Return each line of the records below that contains the word "JSON".

■ **Records for the exercise**:
'''

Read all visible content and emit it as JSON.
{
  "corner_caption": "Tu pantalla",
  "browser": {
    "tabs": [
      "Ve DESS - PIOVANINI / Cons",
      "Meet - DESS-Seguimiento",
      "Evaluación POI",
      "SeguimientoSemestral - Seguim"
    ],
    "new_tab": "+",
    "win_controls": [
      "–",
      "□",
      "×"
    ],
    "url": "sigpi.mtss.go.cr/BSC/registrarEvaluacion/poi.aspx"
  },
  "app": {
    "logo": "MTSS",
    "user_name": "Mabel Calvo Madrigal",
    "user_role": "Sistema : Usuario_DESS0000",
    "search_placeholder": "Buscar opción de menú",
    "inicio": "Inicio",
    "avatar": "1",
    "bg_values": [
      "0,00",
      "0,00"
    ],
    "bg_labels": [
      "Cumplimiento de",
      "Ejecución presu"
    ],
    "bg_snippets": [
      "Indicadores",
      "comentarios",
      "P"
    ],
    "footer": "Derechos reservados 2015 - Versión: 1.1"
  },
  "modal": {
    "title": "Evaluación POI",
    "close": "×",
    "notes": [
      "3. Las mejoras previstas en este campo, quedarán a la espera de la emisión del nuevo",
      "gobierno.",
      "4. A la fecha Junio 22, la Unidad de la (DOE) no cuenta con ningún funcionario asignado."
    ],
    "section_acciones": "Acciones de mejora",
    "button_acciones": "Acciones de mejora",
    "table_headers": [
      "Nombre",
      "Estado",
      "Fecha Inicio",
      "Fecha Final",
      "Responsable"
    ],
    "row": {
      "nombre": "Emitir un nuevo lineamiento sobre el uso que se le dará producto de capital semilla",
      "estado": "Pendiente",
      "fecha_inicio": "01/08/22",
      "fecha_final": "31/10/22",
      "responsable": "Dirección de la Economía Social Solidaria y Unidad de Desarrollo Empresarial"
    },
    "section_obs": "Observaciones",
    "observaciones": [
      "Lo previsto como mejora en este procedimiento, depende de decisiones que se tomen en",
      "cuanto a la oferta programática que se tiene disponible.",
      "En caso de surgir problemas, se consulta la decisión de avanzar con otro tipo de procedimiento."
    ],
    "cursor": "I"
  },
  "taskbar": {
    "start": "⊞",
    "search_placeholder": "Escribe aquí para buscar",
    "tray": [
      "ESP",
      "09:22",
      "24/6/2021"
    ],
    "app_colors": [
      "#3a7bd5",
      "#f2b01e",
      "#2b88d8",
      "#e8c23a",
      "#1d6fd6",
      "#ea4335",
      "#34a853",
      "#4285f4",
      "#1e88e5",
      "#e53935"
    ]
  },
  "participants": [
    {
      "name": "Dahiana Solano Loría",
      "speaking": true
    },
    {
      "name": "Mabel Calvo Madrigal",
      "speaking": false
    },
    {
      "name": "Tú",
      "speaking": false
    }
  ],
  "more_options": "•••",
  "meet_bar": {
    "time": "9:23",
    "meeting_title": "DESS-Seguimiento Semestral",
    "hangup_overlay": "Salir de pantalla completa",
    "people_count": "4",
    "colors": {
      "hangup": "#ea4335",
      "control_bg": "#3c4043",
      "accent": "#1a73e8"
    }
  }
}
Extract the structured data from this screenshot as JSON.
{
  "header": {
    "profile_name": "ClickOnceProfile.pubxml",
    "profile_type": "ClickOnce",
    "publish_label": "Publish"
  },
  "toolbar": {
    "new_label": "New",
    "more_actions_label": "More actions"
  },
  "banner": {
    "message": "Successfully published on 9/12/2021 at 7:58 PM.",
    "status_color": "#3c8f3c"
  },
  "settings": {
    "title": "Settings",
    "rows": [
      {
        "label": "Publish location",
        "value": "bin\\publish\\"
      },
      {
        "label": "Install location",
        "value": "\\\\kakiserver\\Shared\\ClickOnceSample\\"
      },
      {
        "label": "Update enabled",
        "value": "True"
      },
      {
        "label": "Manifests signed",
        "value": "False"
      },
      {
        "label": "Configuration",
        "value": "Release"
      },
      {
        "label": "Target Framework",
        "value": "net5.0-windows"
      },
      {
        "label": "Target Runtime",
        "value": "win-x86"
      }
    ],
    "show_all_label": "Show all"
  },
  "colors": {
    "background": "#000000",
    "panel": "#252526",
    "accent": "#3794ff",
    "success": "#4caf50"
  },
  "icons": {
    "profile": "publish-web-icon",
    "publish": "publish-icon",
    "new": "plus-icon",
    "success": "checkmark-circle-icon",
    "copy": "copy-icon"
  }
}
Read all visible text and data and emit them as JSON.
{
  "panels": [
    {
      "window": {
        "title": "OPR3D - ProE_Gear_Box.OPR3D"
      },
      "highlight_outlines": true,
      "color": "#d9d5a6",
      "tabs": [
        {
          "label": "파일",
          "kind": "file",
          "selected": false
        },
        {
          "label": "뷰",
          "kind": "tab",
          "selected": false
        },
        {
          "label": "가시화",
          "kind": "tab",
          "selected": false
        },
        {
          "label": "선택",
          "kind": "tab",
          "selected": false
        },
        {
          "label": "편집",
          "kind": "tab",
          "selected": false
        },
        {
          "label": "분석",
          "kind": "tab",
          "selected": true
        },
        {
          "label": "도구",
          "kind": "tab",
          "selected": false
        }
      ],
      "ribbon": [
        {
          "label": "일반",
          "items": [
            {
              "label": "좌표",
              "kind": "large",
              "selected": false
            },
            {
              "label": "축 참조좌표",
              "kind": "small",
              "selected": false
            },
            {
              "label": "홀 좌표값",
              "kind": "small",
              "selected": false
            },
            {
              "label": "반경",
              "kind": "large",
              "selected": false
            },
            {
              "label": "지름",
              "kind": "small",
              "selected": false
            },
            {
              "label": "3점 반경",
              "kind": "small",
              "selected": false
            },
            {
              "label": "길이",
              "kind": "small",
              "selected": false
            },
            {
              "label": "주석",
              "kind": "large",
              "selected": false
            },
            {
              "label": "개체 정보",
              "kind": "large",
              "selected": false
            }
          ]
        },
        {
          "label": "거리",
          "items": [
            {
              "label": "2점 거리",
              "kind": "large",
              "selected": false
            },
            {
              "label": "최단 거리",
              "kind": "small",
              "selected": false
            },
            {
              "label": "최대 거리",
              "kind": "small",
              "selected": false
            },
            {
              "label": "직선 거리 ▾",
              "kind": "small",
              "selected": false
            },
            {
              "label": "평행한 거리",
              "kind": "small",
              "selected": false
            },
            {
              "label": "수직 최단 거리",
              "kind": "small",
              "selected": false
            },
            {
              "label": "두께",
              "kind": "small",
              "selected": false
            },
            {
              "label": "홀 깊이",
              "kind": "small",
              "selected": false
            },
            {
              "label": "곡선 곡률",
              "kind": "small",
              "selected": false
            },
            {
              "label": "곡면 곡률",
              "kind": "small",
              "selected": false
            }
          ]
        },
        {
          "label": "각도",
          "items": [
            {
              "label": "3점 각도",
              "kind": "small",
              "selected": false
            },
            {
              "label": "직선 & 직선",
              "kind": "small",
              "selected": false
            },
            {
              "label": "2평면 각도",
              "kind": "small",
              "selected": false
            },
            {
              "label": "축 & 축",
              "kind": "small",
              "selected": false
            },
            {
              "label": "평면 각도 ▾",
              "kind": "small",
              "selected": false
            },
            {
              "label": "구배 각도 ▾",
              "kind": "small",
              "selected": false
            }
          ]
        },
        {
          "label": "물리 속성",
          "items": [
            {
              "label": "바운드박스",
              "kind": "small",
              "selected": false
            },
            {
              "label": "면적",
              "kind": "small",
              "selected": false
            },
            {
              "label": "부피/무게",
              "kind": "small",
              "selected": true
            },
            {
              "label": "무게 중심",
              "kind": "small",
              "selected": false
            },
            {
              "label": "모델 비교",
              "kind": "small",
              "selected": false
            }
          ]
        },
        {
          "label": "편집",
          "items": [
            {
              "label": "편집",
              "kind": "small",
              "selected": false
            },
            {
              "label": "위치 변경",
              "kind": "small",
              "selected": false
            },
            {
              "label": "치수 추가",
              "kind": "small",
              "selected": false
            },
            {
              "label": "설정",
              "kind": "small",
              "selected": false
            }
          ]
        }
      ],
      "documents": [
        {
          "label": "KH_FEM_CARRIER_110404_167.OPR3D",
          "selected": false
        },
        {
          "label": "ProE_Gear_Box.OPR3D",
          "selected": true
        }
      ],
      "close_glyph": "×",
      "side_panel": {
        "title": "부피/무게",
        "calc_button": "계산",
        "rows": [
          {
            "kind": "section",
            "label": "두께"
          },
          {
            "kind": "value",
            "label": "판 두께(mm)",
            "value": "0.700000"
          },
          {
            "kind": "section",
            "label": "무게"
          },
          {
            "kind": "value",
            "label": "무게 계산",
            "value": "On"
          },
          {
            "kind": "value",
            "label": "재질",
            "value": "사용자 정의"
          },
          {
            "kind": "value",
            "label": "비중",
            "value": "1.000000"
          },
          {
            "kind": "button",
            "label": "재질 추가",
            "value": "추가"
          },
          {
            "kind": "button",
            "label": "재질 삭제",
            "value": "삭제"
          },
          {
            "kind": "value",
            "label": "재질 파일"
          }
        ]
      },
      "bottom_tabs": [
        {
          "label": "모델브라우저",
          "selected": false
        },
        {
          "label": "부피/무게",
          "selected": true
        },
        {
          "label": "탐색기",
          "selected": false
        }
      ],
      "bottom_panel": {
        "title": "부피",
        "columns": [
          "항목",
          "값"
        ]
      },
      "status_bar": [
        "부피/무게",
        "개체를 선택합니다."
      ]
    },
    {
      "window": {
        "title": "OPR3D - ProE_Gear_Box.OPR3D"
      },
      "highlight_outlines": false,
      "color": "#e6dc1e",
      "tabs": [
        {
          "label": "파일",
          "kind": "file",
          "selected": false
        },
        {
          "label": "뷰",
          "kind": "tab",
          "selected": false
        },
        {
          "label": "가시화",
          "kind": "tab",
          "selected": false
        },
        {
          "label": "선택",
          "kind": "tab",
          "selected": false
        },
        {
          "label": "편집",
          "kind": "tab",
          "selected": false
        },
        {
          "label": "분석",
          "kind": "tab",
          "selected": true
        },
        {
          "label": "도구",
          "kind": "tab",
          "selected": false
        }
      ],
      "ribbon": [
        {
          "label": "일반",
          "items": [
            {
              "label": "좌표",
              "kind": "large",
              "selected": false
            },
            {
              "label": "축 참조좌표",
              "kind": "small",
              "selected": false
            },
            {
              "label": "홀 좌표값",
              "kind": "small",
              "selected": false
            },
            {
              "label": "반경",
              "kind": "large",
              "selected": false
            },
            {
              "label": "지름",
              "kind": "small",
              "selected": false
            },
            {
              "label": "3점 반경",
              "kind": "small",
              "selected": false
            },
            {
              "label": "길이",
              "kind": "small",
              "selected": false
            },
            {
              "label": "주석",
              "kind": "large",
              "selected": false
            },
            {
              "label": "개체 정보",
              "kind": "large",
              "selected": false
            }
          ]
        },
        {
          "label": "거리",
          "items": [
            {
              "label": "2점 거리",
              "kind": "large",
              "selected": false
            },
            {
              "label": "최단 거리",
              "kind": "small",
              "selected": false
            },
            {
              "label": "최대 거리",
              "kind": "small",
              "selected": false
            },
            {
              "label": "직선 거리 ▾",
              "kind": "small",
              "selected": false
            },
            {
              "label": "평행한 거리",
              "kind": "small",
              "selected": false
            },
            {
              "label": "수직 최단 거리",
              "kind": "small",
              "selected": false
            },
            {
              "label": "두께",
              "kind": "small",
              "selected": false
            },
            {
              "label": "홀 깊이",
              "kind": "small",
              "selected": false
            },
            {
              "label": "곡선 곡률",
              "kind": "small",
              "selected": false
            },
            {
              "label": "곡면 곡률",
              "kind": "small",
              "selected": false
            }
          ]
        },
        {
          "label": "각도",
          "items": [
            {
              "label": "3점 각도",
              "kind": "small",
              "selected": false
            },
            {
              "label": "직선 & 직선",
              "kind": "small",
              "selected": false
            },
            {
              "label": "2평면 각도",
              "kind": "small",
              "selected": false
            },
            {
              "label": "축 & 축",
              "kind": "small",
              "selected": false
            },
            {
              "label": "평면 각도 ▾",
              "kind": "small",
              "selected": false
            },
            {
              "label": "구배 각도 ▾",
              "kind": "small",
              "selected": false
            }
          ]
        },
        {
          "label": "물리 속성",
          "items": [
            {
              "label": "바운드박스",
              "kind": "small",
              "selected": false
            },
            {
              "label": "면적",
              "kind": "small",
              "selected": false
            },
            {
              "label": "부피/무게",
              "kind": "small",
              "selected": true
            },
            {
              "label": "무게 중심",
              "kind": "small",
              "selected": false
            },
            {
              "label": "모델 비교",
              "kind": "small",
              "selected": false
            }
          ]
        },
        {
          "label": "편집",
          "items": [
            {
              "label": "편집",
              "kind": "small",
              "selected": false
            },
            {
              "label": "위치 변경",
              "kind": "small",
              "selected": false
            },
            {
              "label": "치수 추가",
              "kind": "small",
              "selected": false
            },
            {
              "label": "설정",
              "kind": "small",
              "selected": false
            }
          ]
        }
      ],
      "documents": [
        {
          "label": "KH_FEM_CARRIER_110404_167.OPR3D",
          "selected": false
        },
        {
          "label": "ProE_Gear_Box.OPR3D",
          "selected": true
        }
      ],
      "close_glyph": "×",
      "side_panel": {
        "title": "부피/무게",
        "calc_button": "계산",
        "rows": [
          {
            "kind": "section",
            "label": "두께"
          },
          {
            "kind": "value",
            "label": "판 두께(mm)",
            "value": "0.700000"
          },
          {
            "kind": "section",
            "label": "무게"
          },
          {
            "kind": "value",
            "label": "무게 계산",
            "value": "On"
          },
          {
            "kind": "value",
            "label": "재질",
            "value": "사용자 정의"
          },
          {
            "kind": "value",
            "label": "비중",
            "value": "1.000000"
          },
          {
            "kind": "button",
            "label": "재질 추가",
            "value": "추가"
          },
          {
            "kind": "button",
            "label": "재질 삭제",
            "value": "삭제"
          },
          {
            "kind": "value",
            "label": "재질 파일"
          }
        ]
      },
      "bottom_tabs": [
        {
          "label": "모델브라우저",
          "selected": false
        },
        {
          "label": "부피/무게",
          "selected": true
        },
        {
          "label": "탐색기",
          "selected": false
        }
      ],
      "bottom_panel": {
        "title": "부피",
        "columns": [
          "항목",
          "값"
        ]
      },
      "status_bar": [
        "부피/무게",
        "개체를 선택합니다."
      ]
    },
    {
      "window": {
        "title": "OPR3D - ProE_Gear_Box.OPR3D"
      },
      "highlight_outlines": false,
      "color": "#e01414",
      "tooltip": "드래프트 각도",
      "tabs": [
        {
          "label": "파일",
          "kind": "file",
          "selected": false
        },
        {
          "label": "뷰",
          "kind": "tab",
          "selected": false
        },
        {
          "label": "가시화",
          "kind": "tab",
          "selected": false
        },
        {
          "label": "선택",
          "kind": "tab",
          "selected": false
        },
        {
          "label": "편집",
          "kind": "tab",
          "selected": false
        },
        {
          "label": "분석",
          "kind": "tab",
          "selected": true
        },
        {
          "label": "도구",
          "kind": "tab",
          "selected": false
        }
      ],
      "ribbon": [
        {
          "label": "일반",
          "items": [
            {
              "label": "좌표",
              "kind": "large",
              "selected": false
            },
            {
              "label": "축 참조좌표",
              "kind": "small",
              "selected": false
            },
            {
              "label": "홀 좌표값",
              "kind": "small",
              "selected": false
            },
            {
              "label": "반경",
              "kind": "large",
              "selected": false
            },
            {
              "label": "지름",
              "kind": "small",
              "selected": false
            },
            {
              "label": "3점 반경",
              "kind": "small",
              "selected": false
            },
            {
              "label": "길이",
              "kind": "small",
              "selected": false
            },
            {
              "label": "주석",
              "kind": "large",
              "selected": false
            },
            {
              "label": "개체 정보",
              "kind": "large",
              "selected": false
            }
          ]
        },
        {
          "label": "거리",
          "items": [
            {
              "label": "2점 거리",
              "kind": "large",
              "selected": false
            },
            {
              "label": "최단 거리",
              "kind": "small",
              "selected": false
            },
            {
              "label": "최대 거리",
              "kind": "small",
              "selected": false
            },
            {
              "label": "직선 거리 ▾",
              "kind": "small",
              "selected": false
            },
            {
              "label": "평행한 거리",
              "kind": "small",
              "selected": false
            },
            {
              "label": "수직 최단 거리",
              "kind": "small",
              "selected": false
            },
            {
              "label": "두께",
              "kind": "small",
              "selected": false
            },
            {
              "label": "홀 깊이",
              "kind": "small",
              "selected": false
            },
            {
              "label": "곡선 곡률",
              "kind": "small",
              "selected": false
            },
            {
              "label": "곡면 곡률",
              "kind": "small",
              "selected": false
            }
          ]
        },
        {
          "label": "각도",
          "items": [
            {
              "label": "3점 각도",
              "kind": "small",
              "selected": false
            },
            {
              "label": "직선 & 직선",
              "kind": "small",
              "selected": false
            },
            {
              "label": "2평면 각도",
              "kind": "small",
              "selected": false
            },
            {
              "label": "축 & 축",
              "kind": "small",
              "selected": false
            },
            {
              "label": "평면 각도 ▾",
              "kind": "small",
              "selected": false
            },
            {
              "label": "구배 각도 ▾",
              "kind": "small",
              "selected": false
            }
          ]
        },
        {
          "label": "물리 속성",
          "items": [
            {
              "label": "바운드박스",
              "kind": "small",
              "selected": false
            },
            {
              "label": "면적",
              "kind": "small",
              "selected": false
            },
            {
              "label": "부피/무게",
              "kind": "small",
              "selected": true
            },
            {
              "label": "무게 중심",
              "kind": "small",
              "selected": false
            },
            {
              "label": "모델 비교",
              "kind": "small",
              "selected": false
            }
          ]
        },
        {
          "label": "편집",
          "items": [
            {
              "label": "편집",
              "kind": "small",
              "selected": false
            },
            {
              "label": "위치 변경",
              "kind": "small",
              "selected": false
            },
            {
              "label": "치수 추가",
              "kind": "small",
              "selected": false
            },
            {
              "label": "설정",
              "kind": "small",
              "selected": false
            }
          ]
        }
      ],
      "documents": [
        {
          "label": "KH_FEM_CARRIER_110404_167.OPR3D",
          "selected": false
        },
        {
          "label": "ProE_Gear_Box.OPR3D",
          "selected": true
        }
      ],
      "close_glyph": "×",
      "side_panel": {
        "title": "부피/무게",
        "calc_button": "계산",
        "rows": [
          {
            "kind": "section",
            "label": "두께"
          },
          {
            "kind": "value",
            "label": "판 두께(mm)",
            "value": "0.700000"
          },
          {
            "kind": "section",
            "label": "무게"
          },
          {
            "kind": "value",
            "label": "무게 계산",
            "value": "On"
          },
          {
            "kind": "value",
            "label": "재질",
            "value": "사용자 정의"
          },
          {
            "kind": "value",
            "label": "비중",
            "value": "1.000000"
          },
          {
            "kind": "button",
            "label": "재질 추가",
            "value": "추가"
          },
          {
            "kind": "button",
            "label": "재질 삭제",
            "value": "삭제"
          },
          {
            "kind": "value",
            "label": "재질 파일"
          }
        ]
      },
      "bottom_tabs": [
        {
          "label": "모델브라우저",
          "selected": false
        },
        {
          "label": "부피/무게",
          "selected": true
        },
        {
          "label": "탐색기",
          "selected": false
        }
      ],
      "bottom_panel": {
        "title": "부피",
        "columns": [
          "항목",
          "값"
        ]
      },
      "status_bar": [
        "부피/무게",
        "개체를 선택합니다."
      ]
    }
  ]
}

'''

■ **Output for this task**:
Read all visible content and emit it as JSON.
Extract the structured data from this screenshot as JSON.
Read all visible text and data and emit them as JSON.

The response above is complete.